DATA PROVIDED:

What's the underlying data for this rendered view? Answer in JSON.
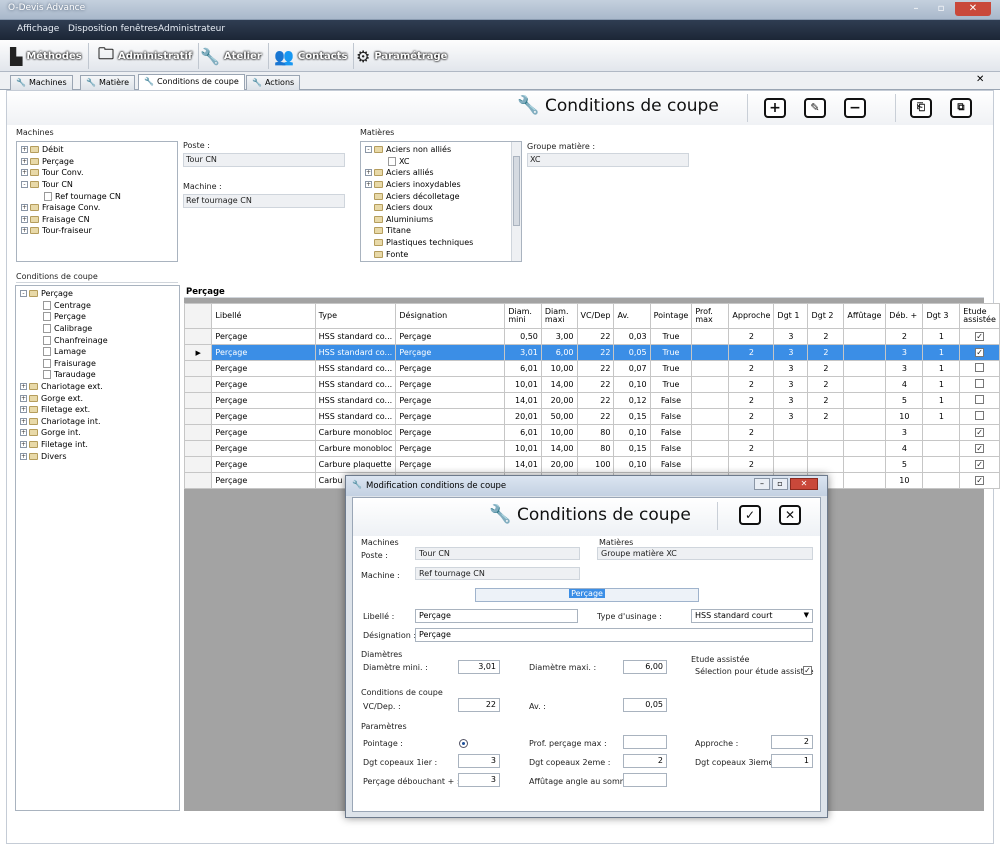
{
  "window": {
    "title": "O-Devis Advance"
  },
  "menu": [
    "Affichage",
    "Disposition fenêtres",
    "Administrateur"
  ],
  "ribbon": [
    {
      "label": "Méthodes",
      "icon": "methods-icon"
    },
    {
      "label": "Administratif",
      "icon": "folder-icon"
    },
    {
      "label": "Atelier",
      "icon": "wrench-icon"
    },
    {
      "label": "Contacts",
      "icon": "people-icon"
    },
    {
      "label": "Paramétrage",
      "icon": "gears-icon"
    }
  ],
  "tabs": [
    {
      "label": "Machines"
    },
    {
      "label": "Matière"
    },
    {
      "label": "Conditions de coupe"
    },
    {
      "label": "Actions"
    }
  ],
  "header": {
    "title": "Conditions de coupe"
  },
  "machines": {
    "label": "Machines",
    "tree": [
      {
        "label": "Débit",
        "level": 0,
        "expander": "+"
      },
      {
        "label": "Perçage",
        "level": 0,
        "expander": "+"
      },
      {
        "label": "Tour Conv.",
        "level": 0,
        "expander": "+"
      },
      {
        "label": "Tour CN",
        "level": 0,
        "expander": "-"
      },
      {
        "label": "Ref tournage CN",
        "level": 1,
        "expander": ""
      },
      {
        "label": "Fraisage Conv.",
        "level": 0,
        "expander": "+"
      },
      {
        "label": "Fraisage CN",
        "level": 0,
        "expander": "+"
      },
      {
        "label": "Tour-fraiseur",
        "level": 0,
        "expander": "+"
      }
    ],
    "poste_label": "Poste :",
    "poste_value": "Tour CN",
    "machine_label": "Machine :",
    "machine_value": "Ref tournage CN"
  },
  "matieres": {
    "label": "Matières",
    "tree": [
      {
        "label": "Aciers non alliés",
        "level": 0,
        "expander": "-"
      },
      {
        "label": "XC",
        "level": 1,
        "expander": ""
      },
      {
        "label": "Aciers alliés",
        "level": 0,
        "expander": "+"
      },
      {
        "label": "Aciers inoxydables",
        "level": 0,
        "expander": "+"
      },
      {
        "label": "Aciers décolletage",
        "level": 0,
        "expander": ""
      },
      {
        "label": "Aciers doux",
        "level": 0,
        "expander": ""
      },
      {
        "label": "Aluminiums",
        "level": 0,
        "expander": ""
      },
      {
        "label": "Titane",
        "level": 0,
        "expander": ""
      },
      {
        "label": "Plastiques techniques",
        "level": 0,
        "expander": ""
      },
      {
        "label": "Fonte",
        "level": 0,
        "expander": ""
      }
    ],
    "groupe_label": "Groupe matière :",
    "groupe_value": "XC"
  },
  "conditions": {
    "label": "Conditions de coupe",
    "tree": [
      {
        "label": "Perçage",
        "level": 0,
        "expander": "-"
      },
      {
        "label": "Centrage",
        "level": 1,
        "expander": ""
      },
      {
        "label": "Perçage",
        "level": 1,
        "expander": ""
      },
      {
        "label": "Calibrage",
        "level": 1,
        "expander": ""
      },
      {
        "label": "Chanfreinage",
        "level": 1,
        "expander": ""
      },
      {
        "label": "Lamage",
        "level": 1,
        "expander": ""
      },
      {
        "label": "Fraisurage",
        "level": 1,
        "expander": ""
      },
      {
        "label": "Taraudage",
        "level": 1,
        "expander": ""
      },
      {
        "label": "Chariotage ext.",
        "level": 0,
        "expander": "+"
      },
      {
        "label": "Gorge ext.",
        "level": 0,
        "expander": "+"
      },
      {
        "label": "Filetage ext.",
        "level": 0,
        "expander": "+"
      },
      {
        "label": "Chariotage int.",
        "level": 0,
        "expander": "+"
      },
      {
        "label": "Gorge int.",
        "level": 0,
        "expander": "+"
      },
      {
        "label": "Filetage int.",
        "level": 0,
        "expander": "+"
      },
      {
        "label": "Divers",
        "level": 0,
        "expander": "+"
      }
    ]
  },
  "grid": {
    "title": "Perçage",
    "columns": [
      "Libellé",
      "Type",
      "Désignation",
      "Diam. mini",
      "Diam. maxi",
      "VC/Dep",
      "Av.",
      "Pointage",
      "Prof. max",
      "Approche",
      "Dgt 1",
      "Dgt 2",
      "Affûtage",
      "Déb. +",
      "Dgt 3",
      "Etude assistée"
    ],
    "rows": [
      [
        "Perçage",
        "HSS standard co...",
        "Perçage",
        "0,50",
        "3,00",
        "22",
        "0,03",
        "True",
        "",
        "2",
        "3",
        "2",
        "",
        "2",
        "1",
        "x"
      ],
      [
        "Perçage",
        "HSS standard co...",
        "Perçage",
        "3,01",
        "6,00",
        "22",
        "0,05",
        "True",
        "",
        "2",
        "3",
        "2",
        "",
        "3",
        "1",
        "x"
      ],
      [
        "Perçage",
        "HSS standard co...",
        "Perçage",
        "6,01",
        "10,00",
        "22",
        "0,07",
        "True",
        "",
        "2",
        "3",
        "2",
        "",
        "3",
        "1",
        ""
      ],
      [
        "Perçage",
        "HSS standard co...",
        "Perçage",
        "10,01",
        "14,00",
        "22",
        "0,10",
        "True",
        "",
        "2",
        "3",
        "2",
        "",
        "4",
        "1",
        ""
      ],
      [
        "Perçage",
        "HSS standard co...",
        "Perçage",
        "14,01",
        "20,00",
        "22",
        "0,12",
        "False",
        "",
        "2",
        "3",
        "2",
        "",
        "5",
        "1",
        ""
      ],
      [
        "Perçage",
        "HSS standard co...",
        "Perçage",
        "20,01",
        "50,00",
        "22",
        "0,15",
        "False",
        "",
        "2",
        "3",
        "2",
        "",
        "10",
        "1",
        ""
      ],
      [
        "Perçage",
        "Carbure monobloc",
        "Perçage",
        "6,01",
        "10,00",
        "80",
        "0,10",
        "False",
        "",
        "2",
        "",
        "",
        "",
        "3",
        "",
        "x"
      ],
      [
        "Perçage",
        "Carbure monobloc",
        "Perçage",
        "10,01",
        "14,00",
        "80",
        "0,15",
        "False",
        "",
        "2",
        "",
        "",
        "",
        "4",
        "",
        "x"
      ],
      [
        "Perçage",
        "Carbure plaquette",
        "Perçage",
        "14,01",
        "20,00",
        "100",
        "0,10",
        "False",
        "",
        "2",
        "",
        "",
        "",
        "5",
        "",
        "x"
      ],
      [
        "Perçage",
        "Carbu",
        "",
        "",
        "",
        "",
        "",
        "",
        "",
        "",
        "",
        "",
        "",
        "10",
        "",
        "x"
      ]
    ],
    "selected_row": 1
  },
  "dialog": {
    "title": "Modification conditions de coupe",
    "header": "Conditions de coupe",
    "machines_label": "Machines",
    "poste_label": "Poste :",
    "poste_value": "Tour CN",
    "machine_label": "Machine :",
    "machine_value": "Ref tournage CN",
    "matieres_label": "Matières",
    "groupe_value": "Groupe matière XC",
    "selected_title": "Perçage",
    "libelle_label": "Libellé :",
    "libelle_value": "Perçage",
    "type_label": "Type d'usinage :",
    "type_value": "HSS standard court",
    "designation_label": "Désignation :",
    "designation_value": "Perçage",
    "diametres_label": "Diamètres",
    "diam_min_label": "Diamètre mini. :",
    "diam_min_value": "3,01",
    "diam_max_label": "Diamètre maxi. :",
    "diam_max_value": "6,00",
    "etude_label": "Etude assistée",
    "etude_check_label": "Sélection pour étude assistée",
    "etude_checked": true,
    "conditions_label": "Conditions de coupe",
    "vc_label": "VC/Dep. :",
    "vc_value": "22",
    "av_label": "Av. :",
    "av_value": "0,05",
    "parametres_label": "Paramètres",
    "pointage_label": "Pointage :",
    "prof_label": "Prof. perçage max :",
    "prof_value": "",
    "approche_label": "Approche :",
    "approche_value": "2",
    "dgt1_label": "Dgt copeaux 1ier :",
    "dgt1_value": "3",
    "dgt2_label": "Dgt copeaux 2eme :",
    "dgt2_value": "2",
    "dgt3_label": "Dgt copeaux 3ieme :",
    "dgt3_value": "1",
    "deb_label": "Perçage débouchant + :",
    "deb_value": "3",
    "aff_label": "Affûtage angle au sommet :",
    "aff_value": ""
  }
}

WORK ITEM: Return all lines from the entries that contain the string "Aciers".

ANSWER SPACE:
        "label": "Aciers non alliés",
        "label": "Aciers alliés",
        "label": "Aciers inoxydables",
        "label": "Aciers décolletage",
        "label": "Aciers doux",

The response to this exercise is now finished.